INPUT FOR THIS TASK START
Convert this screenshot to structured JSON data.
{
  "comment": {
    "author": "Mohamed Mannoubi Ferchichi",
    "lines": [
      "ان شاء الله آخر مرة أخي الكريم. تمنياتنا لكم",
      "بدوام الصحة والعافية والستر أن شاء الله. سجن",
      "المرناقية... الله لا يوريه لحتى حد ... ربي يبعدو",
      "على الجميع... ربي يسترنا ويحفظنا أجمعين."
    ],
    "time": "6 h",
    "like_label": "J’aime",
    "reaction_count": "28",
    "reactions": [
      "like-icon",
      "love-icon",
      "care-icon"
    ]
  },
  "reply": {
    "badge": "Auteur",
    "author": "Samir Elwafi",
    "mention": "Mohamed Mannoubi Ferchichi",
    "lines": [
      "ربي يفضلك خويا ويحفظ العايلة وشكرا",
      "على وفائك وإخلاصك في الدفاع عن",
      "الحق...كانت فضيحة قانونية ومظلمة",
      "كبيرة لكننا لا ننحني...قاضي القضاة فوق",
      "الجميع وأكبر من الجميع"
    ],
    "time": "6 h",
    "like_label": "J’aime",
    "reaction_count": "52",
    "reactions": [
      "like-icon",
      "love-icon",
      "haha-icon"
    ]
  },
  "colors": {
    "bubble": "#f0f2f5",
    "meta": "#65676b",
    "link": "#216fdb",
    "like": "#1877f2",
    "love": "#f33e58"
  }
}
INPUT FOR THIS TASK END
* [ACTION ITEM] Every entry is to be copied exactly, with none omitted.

* [ANSWER SPACE]
Convert this screenshot to structured JSON data.
{
  "comment": {
    "author": "Mohamed Mannoubi Ferchichi",
    "lines": [
      "ان شاء الله آخر مرة أخي الكريم. تمنياتنا لكم",
      "بدوام الصحة والعافية والستر أن شاء الله. سجن",
      "المرناقية... الله لا يوريه لحتى حد ... ربي يبعدو",
      "على الجميع... ربي يسترنا ويحفظنا أجمعين."
    ],
    "time": "6 h",
    "like_label": "J’aime",
    "reaction_count": "28",
    "reactions": [
      "like-icon",
      "love-icon",
      "care-icon"
    ]
  },
  "reply": {
    "badge": "Auteur",
    "author": "Samir Elwafi",
    "mention": "Mohamed Mannoubi Ferchichi",
    "lines": [
      "ربي يفضلك خويا ويحفظ العايلة وشكرا",
      "على وفائك وإخلاصك في الدفاع عن",
      "الحق...كانت فضيحة قانونية ومظلمة",
      "كبيرة لكننا لا ننحني...قاضي القضاة فوق",
      "الجميع وأكبر من الجميع"
    ],
    "time": "6 h",
    "like_label": "J’aime",
    "reaction_count": "52",
    "reactions": [
      "like-icon",
      "love-icon",
      "haha-icon"
    ]
  },
  "colors": {
    "bubble": "#f0f2f5",
    "meta": "#65676b",
    "link": "#216fdb",
    "like": "#1877f2",
    "love": "#f33e58"
  }
}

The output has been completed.